There are many ways to approach an email message and based on your responses you can either help the recipient and yourself or cause more trouble. We can say that email is one of the most used professional tools, with permission from the phone call. This means that throughout the day you will spend a lot of time. Valuable time that you can use for other, more productive tasks.
Hence the importance of how you write your messages, how you respond to the messages you receive, etc. And is that writing is not as simple as putting words together. You must know how to convey what you want, avoid confusion and make that message generate a useful action and not a problem for you or whoever receives your message.
Here is a selection of the best and worst responses you can give to emails that ask or ask you something. This way you will avoid falling into traps or frequent mistakes and you will get out of any message.
Positive and safe answers
The selection is by Dani Donovan, designer and illustrator specializing in content related to attention deficit hyperactivity disorder. In his work, we also find posters or comics with varied content, such as the one that compiles the following answers.
First, when you are slow to respond, avoid apologizing for it. Better to turn it around. Instead of seeing it as something negative, hence the apologies, it is better to thank your interlocutor for their patience or time.
The positive language is better than negative in many respects. It can also be applied to when the other person is the one who apologizes or who apologizes for something. Instead of responding with a classic “no problem” or “don’t worry”, a “it’s a pleasure to help you” or a similar formula is better.
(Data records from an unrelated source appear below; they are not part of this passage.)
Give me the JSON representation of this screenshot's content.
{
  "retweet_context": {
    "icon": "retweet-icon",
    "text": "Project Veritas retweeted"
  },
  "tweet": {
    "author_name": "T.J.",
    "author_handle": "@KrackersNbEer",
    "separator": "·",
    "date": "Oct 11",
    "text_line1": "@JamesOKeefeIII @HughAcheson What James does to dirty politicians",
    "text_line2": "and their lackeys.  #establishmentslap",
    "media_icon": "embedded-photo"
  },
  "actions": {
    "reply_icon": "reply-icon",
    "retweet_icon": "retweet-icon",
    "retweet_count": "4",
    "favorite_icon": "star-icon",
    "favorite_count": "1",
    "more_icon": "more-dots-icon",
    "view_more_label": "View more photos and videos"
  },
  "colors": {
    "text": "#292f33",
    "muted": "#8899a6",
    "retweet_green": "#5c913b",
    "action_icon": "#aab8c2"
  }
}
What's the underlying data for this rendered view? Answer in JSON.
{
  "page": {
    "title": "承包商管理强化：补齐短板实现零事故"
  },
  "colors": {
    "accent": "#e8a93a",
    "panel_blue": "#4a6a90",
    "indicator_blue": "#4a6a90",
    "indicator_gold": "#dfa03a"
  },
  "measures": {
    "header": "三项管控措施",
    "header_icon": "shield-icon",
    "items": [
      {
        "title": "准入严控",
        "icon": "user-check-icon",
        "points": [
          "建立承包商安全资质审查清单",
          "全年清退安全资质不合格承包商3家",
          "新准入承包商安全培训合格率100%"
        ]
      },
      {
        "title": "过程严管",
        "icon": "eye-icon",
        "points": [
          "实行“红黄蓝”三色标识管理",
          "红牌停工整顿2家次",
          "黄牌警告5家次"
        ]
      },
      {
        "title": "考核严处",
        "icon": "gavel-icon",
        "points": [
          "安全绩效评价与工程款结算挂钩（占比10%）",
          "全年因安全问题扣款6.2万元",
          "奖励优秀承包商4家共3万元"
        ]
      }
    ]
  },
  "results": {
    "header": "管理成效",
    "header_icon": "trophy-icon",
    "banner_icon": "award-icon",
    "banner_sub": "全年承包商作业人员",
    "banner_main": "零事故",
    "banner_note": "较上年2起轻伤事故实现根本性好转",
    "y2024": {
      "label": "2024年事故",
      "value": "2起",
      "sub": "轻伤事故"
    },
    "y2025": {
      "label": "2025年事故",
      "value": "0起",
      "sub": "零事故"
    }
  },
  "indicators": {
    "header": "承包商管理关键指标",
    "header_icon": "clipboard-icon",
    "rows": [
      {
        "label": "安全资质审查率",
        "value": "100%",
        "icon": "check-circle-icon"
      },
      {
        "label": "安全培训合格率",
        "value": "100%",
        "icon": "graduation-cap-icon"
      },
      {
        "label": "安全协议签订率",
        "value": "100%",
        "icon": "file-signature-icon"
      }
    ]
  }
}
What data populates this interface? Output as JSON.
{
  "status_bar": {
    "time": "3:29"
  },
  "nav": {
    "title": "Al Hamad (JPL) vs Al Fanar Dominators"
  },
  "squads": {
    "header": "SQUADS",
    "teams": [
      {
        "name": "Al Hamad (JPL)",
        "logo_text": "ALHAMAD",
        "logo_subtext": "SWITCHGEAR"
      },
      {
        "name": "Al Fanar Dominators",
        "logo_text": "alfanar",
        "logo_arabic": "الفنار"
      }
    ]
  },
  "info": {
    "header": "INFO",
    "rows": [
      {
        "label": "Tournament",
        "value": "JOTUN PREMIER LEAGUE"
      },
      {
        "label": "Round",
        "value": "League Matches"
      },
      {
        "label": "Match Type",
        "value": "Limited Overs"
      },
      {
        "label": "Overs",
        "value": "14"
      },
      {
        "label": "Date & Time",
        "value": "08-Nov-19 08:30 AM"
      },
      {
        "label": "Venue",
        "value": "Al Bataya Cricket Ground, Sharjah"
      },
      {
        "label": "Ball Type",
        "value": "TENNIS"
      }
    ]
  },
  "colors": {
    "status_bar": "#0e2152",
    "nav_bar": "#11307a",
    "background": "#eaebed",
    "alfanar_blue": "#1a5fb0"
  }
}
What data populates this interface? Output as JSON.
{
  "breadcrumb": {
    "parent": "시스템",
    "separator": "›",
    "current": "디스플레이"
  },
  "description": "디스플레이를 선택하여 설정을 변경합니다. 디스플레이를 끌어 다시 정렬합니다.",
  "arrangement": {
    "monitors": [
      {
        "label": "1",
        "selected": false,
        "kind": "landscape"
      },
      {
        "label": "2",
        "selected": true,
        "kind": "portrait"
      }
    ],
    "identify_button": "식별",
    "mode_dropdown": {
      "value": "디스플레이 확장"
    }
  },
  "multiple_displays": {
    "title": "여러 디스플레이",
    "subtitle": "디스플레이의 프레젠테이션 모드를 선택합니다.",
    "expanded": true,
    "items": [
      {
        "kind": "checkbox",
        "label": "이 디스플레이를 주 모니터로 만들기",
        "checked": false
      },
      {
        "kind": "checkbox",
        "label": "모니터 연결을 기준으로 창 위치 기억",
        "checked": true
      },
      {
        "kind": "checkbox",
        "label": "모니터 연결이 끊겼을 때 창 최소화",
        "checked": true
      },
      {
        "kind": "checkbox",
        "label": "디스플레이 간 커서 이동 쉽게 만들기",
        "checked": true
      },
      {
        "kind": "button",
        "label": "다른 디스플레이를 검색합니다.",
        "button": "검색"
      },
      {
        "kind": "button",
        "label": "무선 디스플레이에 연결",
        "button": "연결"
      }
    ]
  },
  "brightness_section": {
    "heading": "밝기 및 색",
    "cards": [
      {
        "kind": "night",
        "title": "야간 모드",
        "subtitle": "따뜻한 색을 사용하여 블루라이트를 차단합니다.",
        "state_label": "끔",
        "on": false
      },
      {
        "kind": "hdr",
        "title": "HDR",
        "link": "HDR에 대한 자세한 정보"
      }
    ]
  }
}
This can also apply to when you make a mistake. Instead of filling your response with apologies and forgiveness, better respond indicating that you have solved the problem or that you have corrected that error. For her example, Dani Donovan deals with a common situation: you send an email and forget to attach a file. Do not apologize for the forgetfulness, just send the file. It is also worth noting the observation of the error and responding that this error has been resolved.
When you need to arrange a meeting or appointment, it is better to offer a specific date that suits you rather than passing that task on to the other person. For two reasons, you avoid being proposed a date that does not suit you and, at the same time, you are doing your interlocutor a favour.
Regarding the language used and the previous point, Dani Donovan recommends responding with affirmative rather than doubtful sentences. That is, it is better to propose something than to suggest it. For your example, choose a formula like “would be our best …” rather than a lazy “I think we should …”.
No time to waste
Two important tips for answering emails. If you are dealing with an issue that is best-resolved face-to-face or via the voice call, avoid doing it via email. Email is not a chat to have a conversation with.
The second tip has to do with making sure that your message is clear and that, if it is not, you can answer any questions. Hence it is convenient to use phrases such as “let me know if you have any questions”, which prompts your interlocutor to ask you instead of an innocuous “I hope this makes sense” that leads nowhere.
Another trick that Dani Donovan proposes to answer emails is to ensure a prompt response. That is, if you are consulting about something, it is convenient to accompany your message with a phrase such as “when will I get an answer?” or “when will we know something new?”